J.K. ROWLING: There could be nothing better than to hear that someone came to books through Harry. And I found that when - in the time when I was still in the middle of the series, particularly boys, parents were often delighted that their sons had found things that they - something that they wanted to read, because for whatever reason - we can discuss that, that's a whole separate program - boys have found it - reading harder.
I know that as a teacher. Or less enjoyable - not necessarily harder, but they've come to it less naturally than girls normally. So that was a great feeling: to have boys come up to me and say how much they loved the books, and often to have mothers prodding them: "Go tell her! Go tell her how much you liked it!"
JENNIFER BYRNE: I was going to ask whether it's been hard to keep a grip on reality through all the massive success and the changes you've been through, but it sounds to me like you've kept a pretty good grip.
J.K. ROWLING: Well, this may sound utterly bizarre. I often think the benchmark is: do you still go to the post office yourself?
JENNIFER BYRNE: And do you, J.K. Rowling?

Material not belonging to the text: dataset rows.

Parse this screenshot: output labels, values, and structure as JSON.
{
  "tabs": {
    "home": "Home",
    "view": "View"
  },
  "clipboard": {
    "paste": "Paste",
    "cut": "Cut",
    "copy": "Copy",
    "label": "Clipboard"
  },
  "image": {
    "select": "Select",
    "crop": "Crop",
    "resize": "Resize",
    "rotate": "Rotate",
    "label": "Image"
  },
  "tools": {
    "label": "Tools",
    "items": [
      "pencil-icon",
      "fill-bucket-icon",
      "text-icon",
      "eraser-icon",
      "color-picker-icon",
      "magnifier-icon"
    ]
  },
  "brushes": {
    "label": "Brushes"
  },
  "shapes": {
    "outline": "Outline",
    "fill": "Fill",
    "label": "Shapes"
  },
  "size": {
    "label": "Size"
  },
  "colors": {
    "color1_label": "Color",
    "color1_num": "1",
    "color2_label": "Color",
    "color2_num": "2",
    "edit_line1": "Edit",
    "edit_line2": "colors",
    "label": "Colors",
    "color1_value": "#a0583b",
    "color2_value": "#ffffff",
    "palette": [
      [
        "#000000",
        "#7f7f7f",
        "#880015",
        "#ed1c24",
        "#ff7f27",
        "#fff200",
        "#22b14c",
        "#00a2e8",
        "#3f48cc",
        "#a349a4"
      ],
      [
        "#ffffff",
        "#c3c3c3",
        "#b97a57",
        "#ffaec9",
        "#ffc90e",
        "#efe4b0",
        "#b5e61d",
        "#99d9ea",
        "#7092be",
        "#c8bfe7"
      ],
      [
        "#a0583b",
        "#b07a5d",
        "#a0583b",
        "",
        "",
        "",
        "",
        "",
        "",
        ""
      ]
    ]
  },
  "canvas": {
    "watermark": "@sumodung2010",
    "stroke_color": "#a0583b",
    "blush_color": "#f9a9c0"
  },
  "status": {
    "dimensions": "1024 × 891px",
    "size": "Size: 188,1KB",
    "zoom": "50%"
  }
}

J.K. ROWLING: Yeah. Yeah, definitely I go to the post office myself. I like cooking, I like doing stuff with my kids. I have charities I'm involved with now. I love to read, obviously. We can afford to take great holidays now. Love travelling and always have, so that's just a gift to be able to do that. But day-to-day it's a pretty ...
JENNIFER BYRNE: You're a mum.
J.K. ROWLING: Yeah, exactly. I'm at home with the family, which is really what I like doing.